> _ASSIGNMENT_
From the line that holds "What's the underlying" to the last line of the data, copy everything exactly; leave out all the rest.

────────────────────────────────────────

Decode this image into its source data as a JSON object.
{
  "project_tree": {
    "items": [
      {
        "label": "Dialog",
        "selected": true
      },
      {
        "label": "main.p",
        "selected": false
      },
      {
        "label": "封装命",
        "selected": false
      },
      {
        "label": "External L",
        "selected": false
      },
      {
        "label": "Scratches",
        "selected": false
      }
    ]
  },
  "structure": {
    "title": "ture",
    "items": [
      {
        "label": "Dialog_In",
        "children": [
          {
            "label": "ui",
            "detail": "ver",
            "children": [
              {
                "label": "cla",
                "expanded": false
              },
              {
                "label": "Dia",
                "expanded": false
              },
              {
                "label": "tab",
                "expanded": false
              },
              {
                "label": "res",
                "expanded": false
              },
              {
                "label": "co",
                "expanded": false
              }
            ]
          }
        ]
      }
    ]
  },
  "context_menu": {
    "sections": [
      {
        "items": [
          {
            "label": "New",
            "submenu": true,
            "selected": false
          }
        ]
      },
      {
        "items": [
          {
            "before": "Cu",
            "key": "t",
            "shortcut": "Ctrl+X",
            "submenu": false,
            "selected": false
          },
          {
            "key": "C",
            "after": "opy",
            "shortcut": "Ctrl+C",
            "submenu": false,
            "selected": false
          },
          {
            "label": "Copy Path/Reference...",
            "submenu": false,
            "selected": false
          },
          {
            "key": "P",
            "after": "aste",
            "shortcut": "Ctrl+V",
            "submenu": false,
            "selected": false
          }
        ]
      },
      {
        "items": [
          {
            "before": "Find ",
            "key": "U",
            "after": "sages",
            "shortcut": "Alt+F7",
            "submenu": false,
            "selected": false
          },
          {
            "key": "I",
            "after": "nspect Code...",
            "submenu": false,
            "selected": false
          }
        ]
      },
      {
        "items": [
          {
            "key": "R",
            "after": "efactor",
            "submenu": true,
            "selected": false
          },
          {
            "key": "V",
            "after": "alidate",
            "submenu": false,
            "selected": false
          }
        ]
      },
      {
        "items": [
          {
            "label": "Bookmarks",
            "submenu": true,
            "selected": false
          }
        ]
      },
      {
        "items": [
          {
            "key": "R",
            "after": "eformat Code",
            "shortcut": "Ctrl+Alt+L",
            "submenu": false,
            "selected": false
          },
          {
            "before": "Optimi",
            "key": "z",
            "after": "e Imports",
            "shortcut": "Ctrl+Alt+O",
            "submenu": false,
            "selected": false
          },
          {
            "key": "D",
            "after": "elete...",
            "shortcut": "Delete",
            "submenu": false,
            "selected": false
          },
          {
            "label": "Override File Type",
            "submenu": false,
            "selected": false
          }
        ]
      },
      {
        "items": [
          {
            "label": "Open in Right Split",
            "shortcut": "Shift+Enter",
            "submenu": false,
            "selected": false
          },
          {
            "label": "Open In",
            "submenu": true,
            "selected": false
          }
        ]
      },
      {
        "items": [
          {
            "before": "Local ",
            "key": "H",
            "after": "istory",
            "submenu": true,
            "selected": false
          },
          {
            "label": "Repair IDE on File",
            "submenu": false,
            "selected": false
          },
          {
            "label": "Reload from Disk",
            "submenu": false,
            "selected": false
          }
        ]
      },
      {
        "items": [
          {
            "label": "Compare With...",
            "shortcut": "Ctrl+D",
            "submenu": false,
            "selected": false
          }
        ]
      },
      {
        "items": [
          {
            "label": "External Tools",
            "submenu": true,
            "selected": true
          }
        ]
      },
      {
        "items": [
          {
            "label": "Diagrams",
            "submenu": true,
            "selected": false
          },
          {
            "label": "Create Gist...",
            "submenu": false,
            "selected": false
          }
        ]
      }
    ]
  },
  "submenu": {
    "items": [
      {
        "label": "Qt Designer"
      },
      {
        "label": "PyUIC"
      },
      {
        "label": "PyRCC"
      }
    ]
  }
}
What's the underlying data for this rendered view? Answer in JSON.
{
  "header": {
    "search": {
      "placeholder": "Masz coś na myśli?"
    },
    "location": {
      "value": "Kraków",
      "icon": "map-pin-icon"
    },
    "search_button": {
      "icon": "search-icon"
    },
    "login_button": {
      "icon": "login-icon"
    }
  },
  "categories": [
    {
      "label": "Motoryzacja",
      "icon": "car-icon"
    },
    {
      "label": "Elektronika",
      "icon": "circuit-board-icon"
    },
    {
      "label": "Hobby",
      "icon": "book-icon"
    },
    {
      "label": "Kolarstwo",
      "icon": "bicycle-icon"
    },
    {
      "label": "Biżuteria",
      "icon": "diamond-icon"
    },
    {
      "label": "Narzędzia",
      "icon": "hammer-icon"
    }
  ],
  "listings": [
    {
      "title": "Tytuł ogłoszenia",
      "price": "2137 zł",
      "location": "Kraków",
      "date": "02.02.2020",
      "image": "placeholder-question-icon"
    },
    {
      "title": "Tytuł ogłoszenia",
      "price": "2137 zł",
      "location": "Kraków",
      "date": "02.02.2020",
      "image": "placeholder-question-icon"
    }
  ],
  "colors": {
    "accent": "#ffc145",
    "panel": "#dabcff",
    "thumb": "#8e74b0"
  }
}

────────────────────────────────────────

> _TASK OUTPUT_
What's the underlying data for this rendered view? Answer in JSON.
{
  "header": {
    "search": {
      "placeholder": "Masz coś na myśli?"
    },
    "location": {
      "value": "Kraków",
      "icon": "map-pin-icon"
    },
    "search_button": {
      "icon": "search-icon"
    },
    "login_button": {
      "icon": "login-icon"
    }
  },
  "categories": [
    {
      "label": "Motoryzacja",
      "icon": "car-icon"
    },
    {
      "label": "Elektronika",
      "icon": "circuit-board-icon"
    },
    {
      "label": "Hobby",
      "icon": "book-icon"
    },
    {
      "label": "Kolarstwo",
      "icon": "bicycle-icon"
    },
    {
      "label": "Biżuteria",
      "icon": "diamond-icon"
    },
    {
      "label": "Narzędzia",
      "icon": "hammer-icon"
    }
  ],
  "listings": [
    {
      "title": "Tytuł ogłoszenia",
      "price": "2137 zł",
      "location": "Kraków",
      "date": "02.02.2020",
      "image": "placeholder-question-icon"
    },
    {
      "title": "Tytuł ogłoszenia",
      "price": "2137 zł",
      "location": "Kraków",
      "date": "02.02.2020",
      "image": "placeholder-question-icon"
    }
  ],
  "colors": {
    "accent": "#ffc145",
    "panel": "#dabcff",
    "thumb": "#8e74b0"
  }
}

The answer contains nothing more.